My Prime Time Television Debut
First published January 14, 2012
So I guess I didn't realize how excited I was about the Joplin EHMO episode tonight. About 6:58 I was fine, then it started, shots of the tornado and of course the stories...by 7:05 I was a bawling mess.
When we were down there, we knew we were working on a single mothers house who had one son. I had heard a rumor the mother had lost a child but, they didn't give us any details.
So, hearing her story and the story of the mother who lost 2 of her children was heart-wrenching. To make it worse, they mentioned one little boy was six years old.
While their stories were so gut wrenching, I thought about the old lady I met during this trip. She sat every day across the street from the build site and watched. She told us the spectator area was on top of where her house was. She had her granddaughter and sister with her (her only family) Her granddaughter (6 or so) dug in the dirt for anything that may be hers as she told me the story. She found a key and was certain it was her grandmas. The woman was happy for all the families who were getting the houses but wanted to know what made them all more special than her? She rode out the storm in the tub covering her granddaughter. She lost everything and was living in a FEMA trailer north of Joplin. I sadly understood. While happy for the families tonight, I was so sad for people like her who had no home, no job and no other family.
So, back to my TV debut. If you saw me, awesome! I didn't think I'd be on. I stood behind the camera. I'm crippled by stage fright so, I was happy to be in the back. If you saw me, did you notice the lack of enthusiasm? Yep, it was written all over my face. 4 hours of reshoots, act happier, cry again for a close-up, all while herded like cattle into a hot tent had brought me way down. And for what? 15 seconds of air time. 50 or more perfectly great and eager volunteers wasting time standing around. I wish I would have walked out. However, I had a critical job to do. Cut yarn. Cut, yarn. Need yarn cut? Call me; I'm a professional. I was given lessons, by at least five different producers & Ty Pennington.
After all, is said and done, I was pretty excited to see myself. I saw my hands first. I was content with that. I yelled, look, my hands, that's my bracelet and ring! (lame I know) Then my sweet side view with my happy face and DC. We do not have DVR, so it went fast, but I was pretty excited. Hubbs was in the background too, so it was pretty cool to see. My awesome friend DVR'ed it, so she sent me a pic and again, all was right with the world.
So, I'm proud of the work I did. I worked hard. If you know me, you know I'm lazy and hate the heat. Well, I worked nearly 7 hours, hard labor in 90-degree heat. I rode home with my eyes closed from the intense heat headache. I couldn't eat the rest of the night because of a headache and the intense smell of decay and earth stuck in my nose. I felt nauseous for two days after. So all in all, I worked myself sick. And I would do it every day for weeks if I had the chance to.

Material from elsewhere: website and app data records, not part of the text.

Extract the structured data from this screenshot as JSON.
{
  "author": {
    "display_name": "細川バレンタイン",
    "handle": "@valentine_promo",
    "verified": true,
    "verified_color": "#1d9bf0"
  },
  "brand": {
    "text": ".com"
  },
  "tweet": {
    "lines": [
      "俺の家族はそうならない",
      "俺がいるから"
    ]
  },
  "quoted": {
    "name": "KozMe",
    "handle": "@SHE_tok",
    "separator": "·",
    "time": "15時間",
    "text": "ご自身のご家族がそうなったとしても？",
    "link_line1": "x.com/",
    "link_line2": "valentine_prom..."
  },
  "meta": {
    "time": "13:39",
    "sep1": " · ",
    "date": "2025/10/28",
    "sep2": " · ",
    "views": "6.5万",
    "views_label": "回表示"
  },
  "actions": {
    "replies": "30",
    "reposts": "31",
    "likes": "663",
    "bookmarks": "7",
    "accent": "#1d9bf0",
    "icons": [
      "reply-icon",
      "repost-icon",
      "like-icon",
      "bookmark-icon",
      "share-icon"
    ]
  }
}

Besides my son, it's been the most rewarding thing I've ever done or been a part of. I hope anyone who reads this will volunteer for something like this if ever given a chance. God forbid anything else like this happens again. But, do it if given a chance. The rewards are so huge. The feeling of helping someone when they have nothing is incredible!
We went the first time days after the tornado. Less than four months later Hubbs had his accident. About six weeks after the accident I drug him to back to Joplin. I needed out of the house and near people. We love the city and people, and We needed something positive. The people of Joplin will never know how much we needed them at that point and how much they helped us during such a low, emotional point.
We drove our vehicle from our home, leaving our healthy child and possessions. We were broken, sad and tired. When we left after two days, we were thankful, humbled and had our eyes wide open.
In a few months, we are headed back to Joplin. A city that keeps pulling us back. We have had so many offers from people we met and some we didn't but read my article who want us to stay with them. The calls, cards, letters, and emails remind us that people are thankful and we want to help until everything is cleaned up.
I wrote my stories, share my love of Joplin, and photos of the devastation hoping my son will follow our lead.
I watched him hold a door open for an old lady with a walker the other day, and that's why I will continue to volunteer to help others.